═══ THE INPUT

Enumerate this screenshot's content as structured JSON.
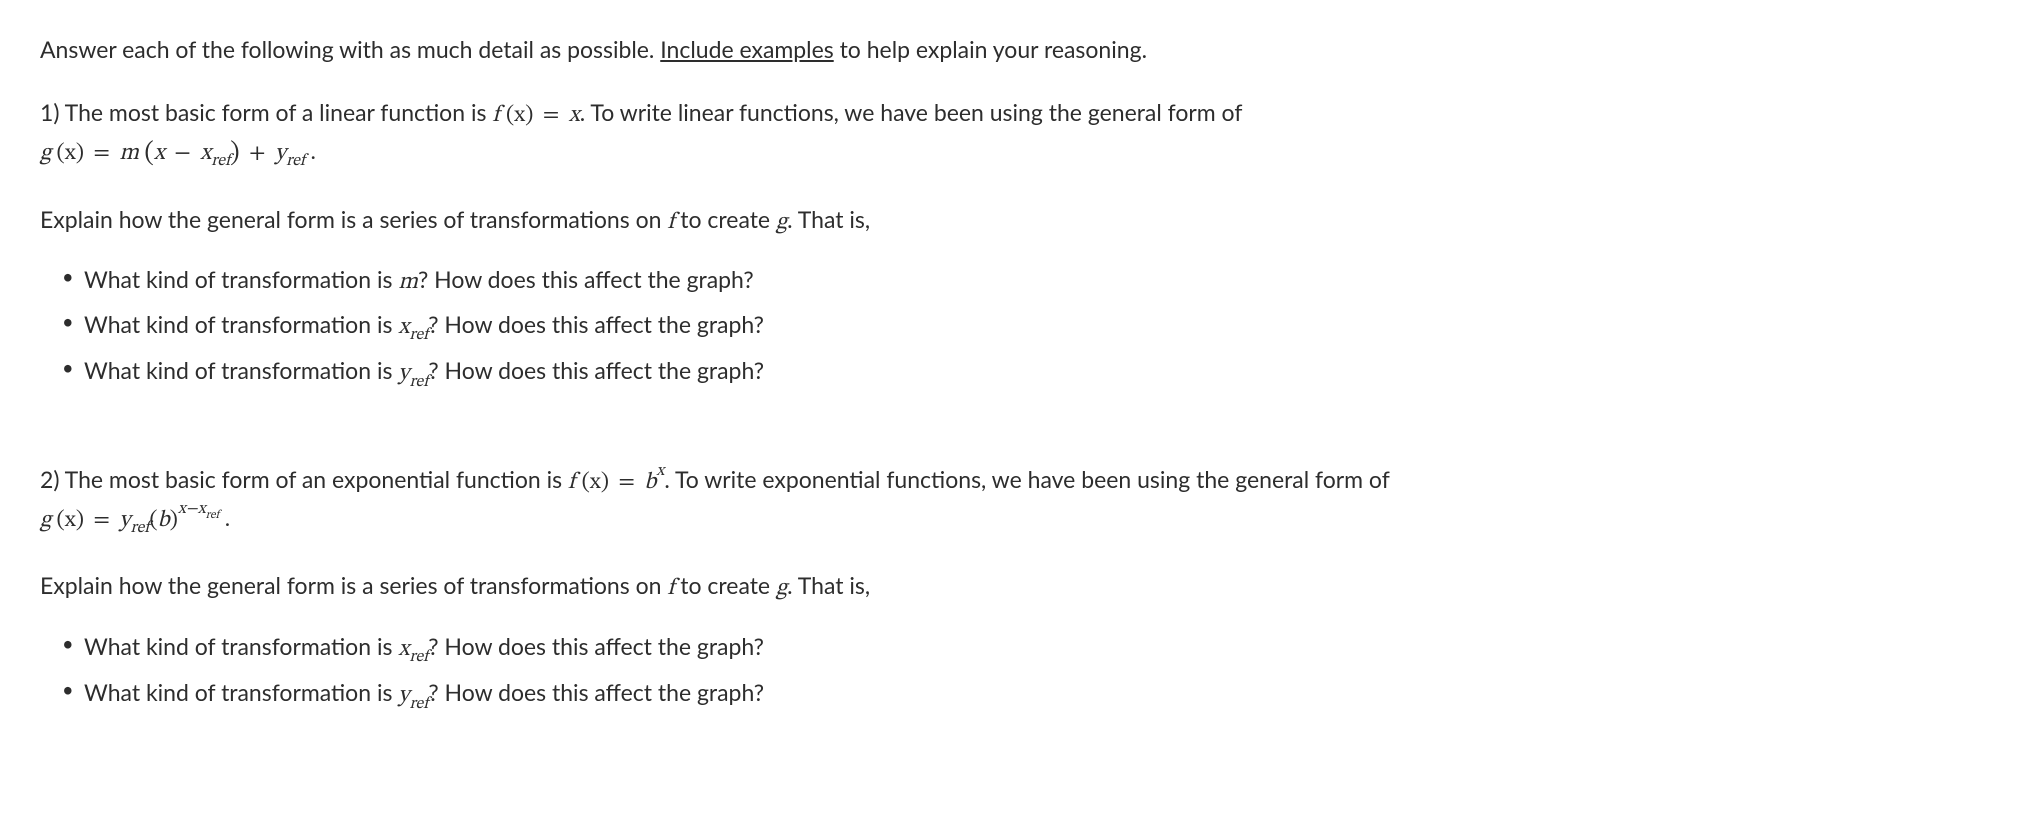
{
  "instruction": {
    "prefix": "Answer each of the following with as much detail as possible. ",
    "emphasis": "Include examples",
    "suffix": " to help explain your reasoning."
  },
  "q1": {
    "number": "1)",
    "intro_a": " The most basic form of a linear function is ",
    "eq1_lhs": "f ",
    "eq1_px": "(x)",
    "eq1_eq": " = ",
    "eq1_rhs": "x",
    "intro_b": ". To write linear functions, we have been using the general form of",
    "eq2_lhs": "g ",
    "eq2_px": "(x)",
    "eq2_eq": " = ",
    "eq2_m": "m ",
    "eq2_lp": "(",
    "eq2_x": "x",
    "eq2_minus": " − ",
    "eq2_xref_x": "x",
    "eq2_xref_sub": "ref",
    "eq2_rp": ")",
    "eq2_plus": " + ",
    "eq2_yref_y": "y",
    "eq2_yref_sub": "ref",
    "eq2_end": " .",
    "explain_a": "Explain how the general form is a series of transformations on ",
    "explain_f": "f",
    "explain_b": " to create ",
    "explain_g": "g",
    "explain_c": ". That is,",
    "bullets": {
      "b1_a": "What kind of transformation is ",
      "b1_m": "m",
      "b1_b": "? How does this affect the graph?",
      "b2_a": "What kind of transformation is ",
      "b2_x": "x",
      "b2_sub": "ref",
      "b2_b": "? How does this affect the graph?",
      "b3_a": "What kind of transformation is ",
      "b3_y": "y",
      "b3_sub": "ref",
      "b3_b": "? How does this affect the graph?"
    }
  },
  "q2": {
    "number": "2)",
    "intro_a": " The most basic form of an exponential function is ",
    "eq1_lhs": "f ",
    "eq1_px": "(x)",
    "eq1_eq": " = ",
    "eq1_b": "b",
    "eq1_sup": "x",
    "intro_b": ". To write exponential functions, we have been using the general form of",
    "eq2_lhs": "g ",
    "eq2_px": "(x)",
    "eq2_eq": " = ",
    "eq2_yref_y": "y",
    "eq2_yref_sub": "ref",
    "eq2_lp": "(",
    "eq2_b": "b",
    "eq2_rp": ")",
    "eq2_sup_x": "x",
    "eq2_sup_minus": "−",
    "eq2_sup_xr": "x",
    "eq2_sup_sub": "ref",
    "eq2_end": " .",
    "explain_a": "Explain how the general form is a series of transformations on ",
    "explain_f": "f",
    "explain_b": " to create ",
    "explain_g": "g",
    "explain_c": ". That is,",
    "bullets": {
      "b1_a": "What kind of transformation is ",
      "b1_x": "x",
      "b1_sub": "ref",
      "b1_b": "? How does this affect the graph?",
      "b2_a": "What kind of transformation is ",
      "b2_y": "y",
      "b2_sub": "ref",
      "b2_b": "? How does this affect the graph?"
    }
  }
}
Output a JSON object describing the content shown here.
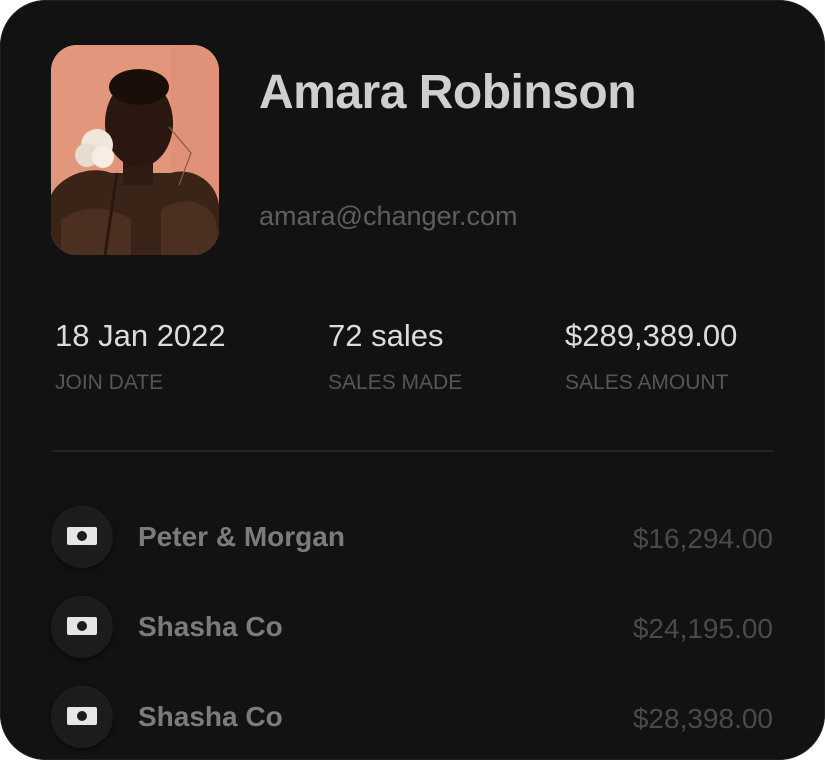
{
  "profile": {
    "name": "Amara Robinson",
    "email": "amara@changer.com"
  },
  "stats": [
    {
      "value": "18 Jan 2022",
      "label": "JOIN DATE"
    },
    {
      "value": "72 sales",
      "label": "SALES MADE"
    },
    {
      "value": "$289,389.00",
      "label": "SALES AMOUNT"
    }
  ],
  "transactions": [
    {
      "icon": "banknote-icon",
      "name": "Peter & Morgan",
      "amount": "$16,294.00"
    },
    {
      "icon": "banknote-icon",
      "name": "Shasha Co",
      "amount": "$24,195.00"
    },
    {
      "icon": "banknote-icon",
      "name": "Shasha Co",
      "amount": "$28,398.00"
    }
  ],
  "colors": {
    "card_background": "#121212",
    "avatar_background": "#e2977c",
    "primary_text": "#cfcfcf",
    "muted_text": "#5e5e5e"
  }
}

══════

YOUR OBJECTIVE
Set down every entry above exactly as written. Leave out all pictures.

THE COMPLETED TASK
Enumerate this screenshot's content as structured JSON.
{
  "instruction": {
    "prefix": "Answer each of the following with as much detail as possible. ",
    "emphasis": "Include examples",
    "suffix": " to help explain your reasoning."
  },
  "q1": {
    "number": "1)",
    "intro_a": " The most basic form of a linear function is ",
    "eq1_lhs": "f ",
    "eq1_px": "(x)",
    "eq1_eq": " = ",
    "eq1_rhs": "x",
    "intro_b": ". To write linear functions, we have been using the general form of",
    "eq2_lhs": "g ",
    "eq2_px": "(x)",
    "eq2_eq": " = ",
    "eq2_m": "m ",
    "eq2_lp": "(",
    "eq2_x": "x",
    "eq2_minus": " − ",
    "eq2_xref_x": "x",
    "eq2_xref_sub": "ref",
    "eq2_rp": ")",
    "eq2_plus": " + ",
    "eq2_yref_y": "y",
    "eq2_yref_sub": "ref",
    "eq2_end": " .",
    "explain_a": "Explain how the general form is a series of transformations on ",
    "explain_f": "f",
    "explain_b": " to create ",
    "explain_g": "g",
    "explain_c": ". That is,",
    "bullets": {
      "b1_a": "What kind of transformation is ",
      "b1_m": "m",
      "b1_b": "? How does this affect the graph?",
      "b2_a": "What kind of transformation is ",
      "b2_x": "x",
      "b2_sub": "ref",
      "b2_b": "? How does this affect the graph?",
      "b3_a": "What kind of transformation is ",
      "b3_y": "y",
      "b3_sub": "ref",
      "b3_b": "? How does this affect the graph?"
    }
  },
  "q2": {
    "number": "2)",
    "intro_a": " The most basic form of an exponential function is ",
    "eq1_lhs": "f ",
    "eq1_px": "(x)",
    "eq1_eq": " = ",
    "eq1_b": "b",
    "eq1_sup": "x",
    "intro_b": ". To write exponential functions, we have been using the general form of",
    "eq2_lhs": "g ",
    "eq2_px": "(x)",
    "eq2_eq": " = ",
    "eq2_yref_y": "y",
    "eq2_yref_sub": "ref",
    "eq2_lp": "(",
    "eq2_b": "b",
    "eq2_rp": ")",
    "eq2_sup_x": "x",
    "eq2_sup_minus": "−",
    "eq2_sup_xr": "x",
    "eq2_sup_sub": "ref",
    "eq2_end": " .",
    "explain_a": "Explain how the general form is a series of transformations on ",
    "explain_f": "f",
    "explain_b": " to create ",
    "explain_g": "g",
    "explain_c": ". That is,",
    "bullets": {
      "b1_a": "What kind of transformation is ",
      "b1_x": "x",
      "b1_sub": "ref",
      "b1_b": "? How does this affect the graph?",
      "b2_a": "What kind of transformation is ",
      "b2_y": "y",
      "b2_sub": "ref",
      "b2_b": "? How does this affect the graph?"
    }
  }
}
Output a JSON object describing the content shown here.
{
  "profile": {
    "name": "Amara Robinson",
    "email": "amara@changer.com"
  },
  "stats": [
    {
      "value": "18 Jan 2022",
      "label": "JOIN DATE"
    },
    {
      "value": "72 sales",
      "label": "SALES MADE"
    },
    {
      "value": "$289,389.00",
      "label": "SALES AMOUNT"
    }
  ],
  "transactions": [
    {
      "icon": "banknote-icon",
      "name": "Peter & Morgan",
      "amount": "$16,294.00"
    },
    {
      "icon": "banknote-icon",
      "name": "Shasha Co",
      "amount": "$24,195.00"
    },
    {
      "icon": "banknote-icon",
      "name": "Shasha Co",
      "amount": "$28,398.00"
    }
  ],
  "colors": {
    "card_background": "#121212",
    "avatar_background": "#e2977c",
    "primary_text": "#cfcfcf",
    "muted_text": "#5e5e5e"
  }
}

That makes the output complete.